EXERCISE DIRECTIONS:
Go through the data and copy each line that holds "true".

━━━━━ RECORDS SHOWN ━━━━━

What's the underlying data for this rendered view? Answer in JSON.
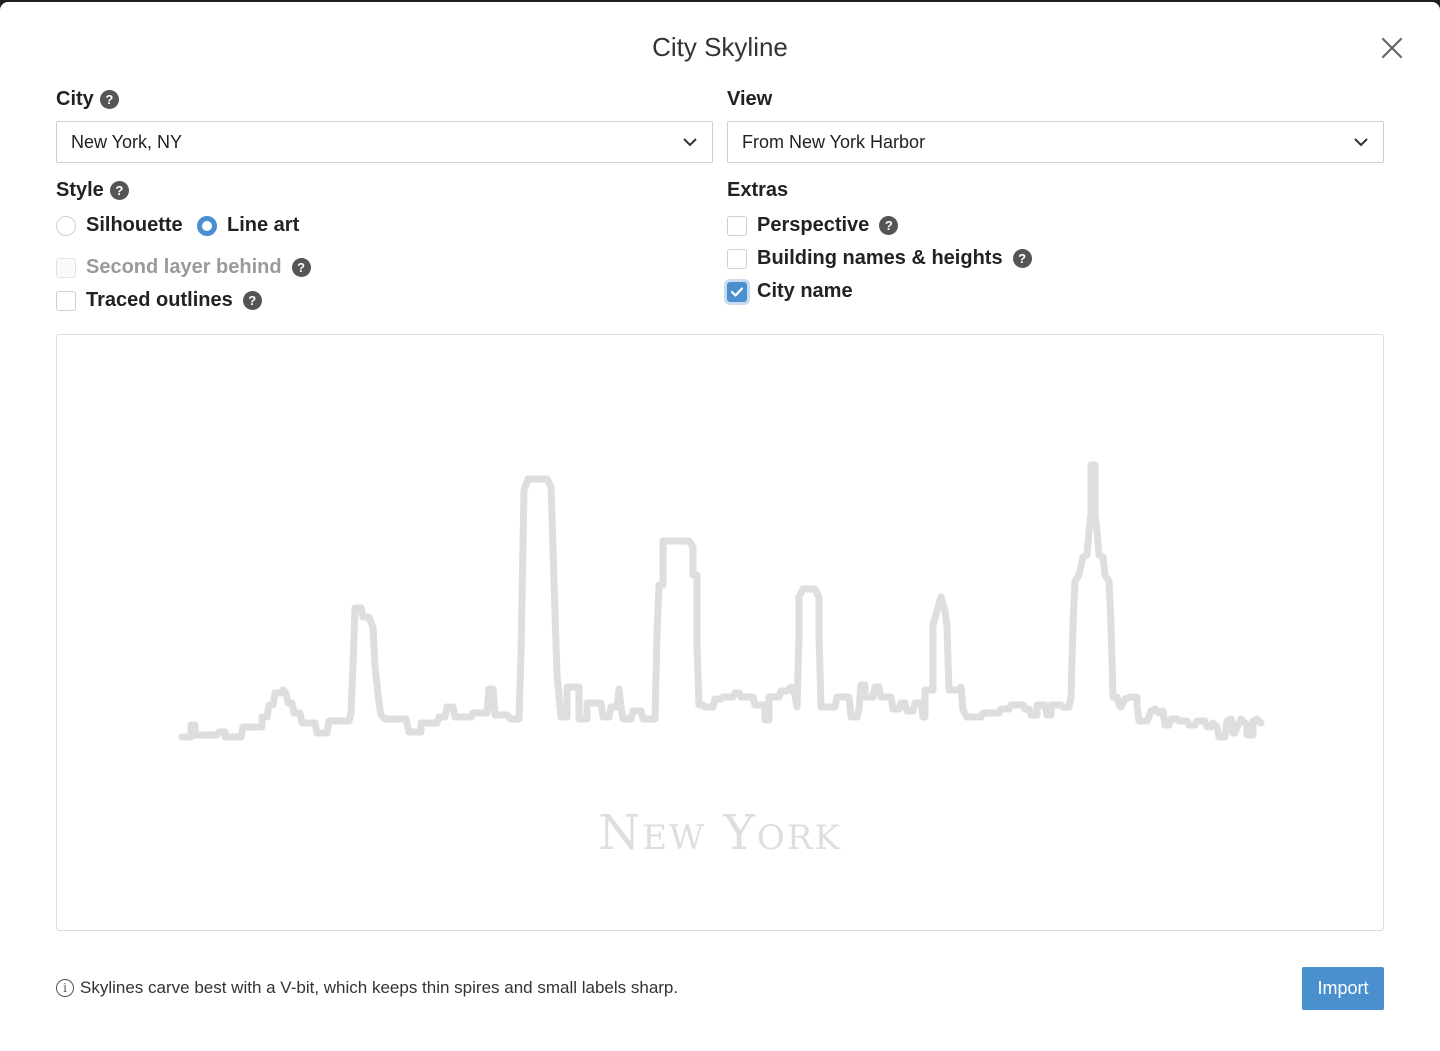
{
  "dialog": {
    "title": "City Skyline"
  },
  "city": {
    "label": "City",
    "value": "New York, NY"
  },
  "view": {
    "label": "View",
    "value": "From New York Harbor"
  },
  "style": {
    "label": "Style",
    "options": [
      {
        "label": "Silhouette",
        "selected": false
      },
      {
        "label": "Line art",
        "selected": true
      }
    ],
    "second_layer": {
      "label": "Second layer behind",
      "checked": false,
      "disabled": true
    },
    "traced_outlines": {
      "label": "Traced outlines",
      "checked": false
    }
  },
  "extras": {
    "label": "Extras",
    "perspective": {
      "label": "Perspective",
      "checked": false
    },
    "building_names": {
      "label": "Building names & heights",
      "checked": false
    },
    "city_name": {
      "label": "City name",
      "checked": true
    }
  },
  "preview": {
    "city_name_text": "New York"
  },
  "footer": {
    "info_text": "Skylines carve best with a V-bit, which keeps thin spires and small labels sharp.",
    "import_label": "Import"
  },
  "colors": {
    "accent": "#4a90cf",
    "skyline_stroke": "#dedede"
  },
  "icons": {
    "help": "?",
    "info": "i"
  }
}
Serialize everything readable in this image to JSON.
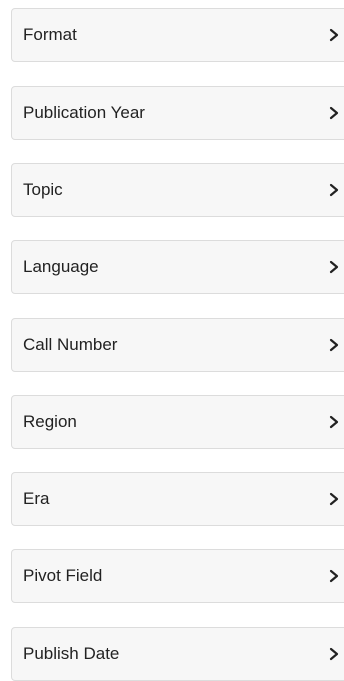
{
  "facets": {
    "items": [
      {
        "label": "Format",
        "icon": "chevron-right-icon",
        "expanded": false
      },
      {
        "label": "Publication Year",
        "icon": "chevron-right-icon",
        "expanded": false
      },
      {
        "label": "Topic",
        "icon": "chevron-right-icon",
        "expanded": false
      },
      {
        "label": "Language",
        "icon": "chevron-right-icon",
        "expanded": false
      },
      {
        "label": "Call Number",
        "icon": "chevron-right-icon",
        "expanded": false
      },
      {
        "label": "Region",
        "icon": "chevron-right-icon",
        "expanded": false
      },
      {
        "label": "Era",
        "icon": "chevron-right-icon",
        "expanded": false
      },
      {
        "label": "Pivot Field",
        "icon": "chevron-right-icon",
        "expanded": false
      },
      {
        "label": "Publish Date",
        "icon": "chevron-right-icon",
        "expanded": false
      }
    ],
    "colors": {
      "panel_background": "#f7f7f7",
      "panel_border": "#dcdcdc",
      "text": "#222222"
    }
  }
}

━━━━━

YOUR SOLUTION:
        "selected": true
      "disabled": true
      "checked": true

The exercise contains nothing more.